> [What the task requires] Although the entries contain pictures, the copy should hold only their exact text.

> [Records provided]
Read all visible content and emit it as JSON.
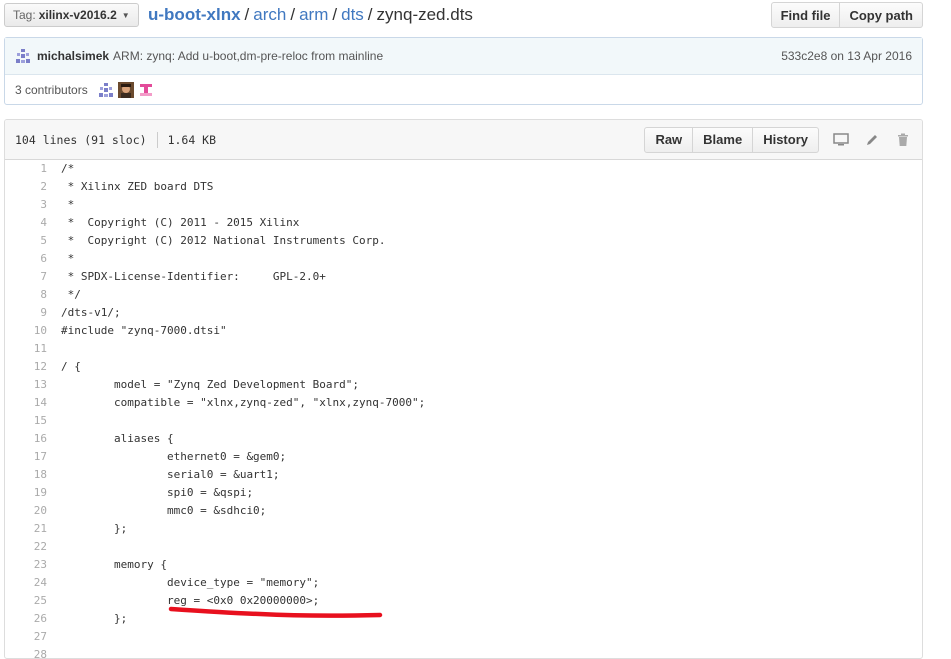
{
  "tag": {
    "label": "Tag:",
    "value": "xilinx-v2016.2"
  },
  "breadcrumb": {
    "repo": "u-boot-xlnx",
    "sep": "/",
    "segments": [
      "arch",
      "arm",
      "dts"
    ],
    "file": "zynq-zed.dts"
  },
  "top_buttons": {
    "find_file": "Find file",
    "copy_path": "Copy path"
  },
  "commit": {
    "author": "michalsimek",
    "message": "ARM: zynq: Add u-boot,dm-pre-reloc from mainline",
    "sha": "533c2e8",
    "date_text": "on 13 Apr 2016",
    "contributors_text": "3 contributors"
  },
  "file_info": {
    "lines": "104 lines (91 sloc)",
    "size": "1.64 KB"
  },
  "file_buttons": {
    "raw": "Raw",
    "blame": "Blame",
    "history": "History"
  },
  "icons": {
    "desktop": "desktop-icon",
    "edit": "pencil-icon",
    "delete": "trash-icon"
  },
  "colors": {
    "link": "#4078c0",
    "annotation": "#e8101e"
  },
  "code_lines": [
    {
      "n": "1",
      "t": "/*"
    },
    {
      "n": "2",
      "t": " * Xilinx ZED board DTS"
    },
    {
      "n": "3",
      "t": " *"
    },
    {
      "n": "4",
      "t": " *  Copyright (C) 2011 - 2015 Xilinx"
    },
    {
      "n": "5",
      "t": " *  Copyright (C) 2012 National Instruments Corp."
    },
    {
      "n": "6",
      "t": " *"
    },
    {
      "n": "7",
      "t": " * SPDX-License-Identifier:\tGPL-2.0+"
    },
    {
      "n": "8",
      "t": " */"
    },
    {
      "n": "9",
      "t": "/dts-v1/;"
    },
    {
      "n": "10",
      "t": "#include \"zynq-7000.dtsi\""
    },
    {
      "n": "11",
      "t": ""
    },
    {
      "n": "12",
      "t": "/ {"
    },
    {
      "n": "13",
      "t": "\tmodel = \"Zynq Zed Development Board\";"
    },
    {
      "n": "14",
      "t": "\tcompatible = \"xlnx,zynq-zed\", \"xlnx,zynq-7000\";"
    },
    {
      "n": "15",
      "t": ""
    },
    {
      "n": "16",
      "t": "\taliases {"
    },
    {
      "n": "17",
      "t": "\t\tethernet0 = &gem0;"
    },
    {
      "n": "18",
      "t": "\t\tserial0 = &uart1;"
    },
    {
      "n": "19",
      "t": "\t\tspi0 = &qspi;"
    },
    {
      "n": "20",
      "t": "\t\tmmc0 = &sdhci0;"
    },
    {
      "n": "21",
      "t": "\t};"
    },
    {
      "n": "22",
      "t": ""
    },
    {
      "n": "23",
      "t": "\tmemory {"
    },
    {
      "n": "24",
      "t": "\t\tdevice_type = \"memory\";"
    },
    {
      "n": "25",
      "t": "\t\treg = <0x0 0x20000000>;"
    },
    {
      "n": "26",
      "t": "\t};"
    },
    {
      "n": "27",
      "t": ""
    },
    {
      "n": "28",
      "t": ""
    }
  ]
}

> [Reply]
Read all visible content and emit it as JSON.
{
  "tag": {
    "label": "Tag:",
    "value": "xilinx-v2016.2"
  },
  "breadcrumb": {
    "repo": "u-boot-xlnx",
    "sep": "/",
    "segments": [
      "arch",
      "arm",
      "dts"
    ],
    "file": "zynq-zed.dts"
  },
  "top_buttons": {
    "find_file": "Find file",
    "copy_path": "Copy path"
  },
  "commit": {
    "author": "michalsimek",
    "message": "ARM: zynq: Add u-boot,dm-pre-reloc from mainline",
    "sha": "533c2e8",
    "date_text": "on 13 Apr 2016",
    "contributors_text": "3 contributors"
  },
  "file_info": {
    "lines": "104 lines (91 sloc)",
    "size": "1.64 KB"
  },
  "file_buttons": {
    "raw": "Raw",
    "blame": "Blame",
    "history": "History"
  },
  "icons": {
    "desktop": "desktop-icon",
    "edit": "pencil-icon",
    "delete": "trash-icon"
  },
  "colors": {
    "link": "#4078c0",
    "annotation": "#e8101e"
  },
  "code_lines": [
    {
      "n": "1",
      "t": "/*"
    },
    {
      "n": "2",
      "t": " * Xilinx ZED board DTS"
    },
    {
      "n": "3",
      "t": " *"
    },
    {
      "n": "4",
      "t": " *  Copyright (C) 2011 - 2015 Xilinx"
    },
    {
      "n": "5",
      "t": " *  Copyright (C) 2012 National Instruments Corp."
    },
    {
      "n": "6",
      "t": " *"
    },
    {
      "n": "7",
      "t": " * SPDX-License-Identifier:\tGPL-2.0+"
    },
    {
      "n": "8",
      "t": " */"
    },
    {
      "n": "9",
      "t": "/dts-v1/;"
    },
    {
      "n": "10",
      "t": "#include \"zynq-7000.dtsi\""
    },
    {
      "n": "11",
      "t": ""
    },
    {
      "n": "12",
      "t": "/ {"
    },
    {
      "n": "13",
      "t": "\tmodel = \"Zynq Zed Development Board\";"
    },
    {
      "n": "14",
      "t": "\tcompatible = \"xlnx,zynq-zed\", \"xlnx,zynq-7000\";"
    },
    {
      "n": "15",
      "t": ""
    },
    {
      "n": "16",
      "t": "\taliases {"
    },
    {
      "n": "17",
      "t": "\t\tethernet0 = &gem0;"
    },
    {
      "n": "18",
      "t": "\t\tserial0 = &uart1;"
    },
    {
      "n": "19",
      "t": "\t\tspi0 = &qspi;"
    },
    {
      "n": "20",
      "t": "\t\tmmc0 = &sdhci0;"
    },
    {
      "n": "21",
      "t": "\t};"
    },
    {
      "n": "22",
      "t": ""
    },
    {
      "n": "23",
      "t": "\tmemory {"
    },
    {
      "n": "24",
      "t": "\t\tdevice_type = \"memory\";"
    },
    {
      "n": "25",
      "t": "\t\treg = <0x0 0x20000000>;"
    },
    {
      "n": "26",
      "t": "\t};"
    },
    {
      "n": "27",
      "t": ""
    },
    {
      "n": "28",
      "t": ""
    }
  ]
}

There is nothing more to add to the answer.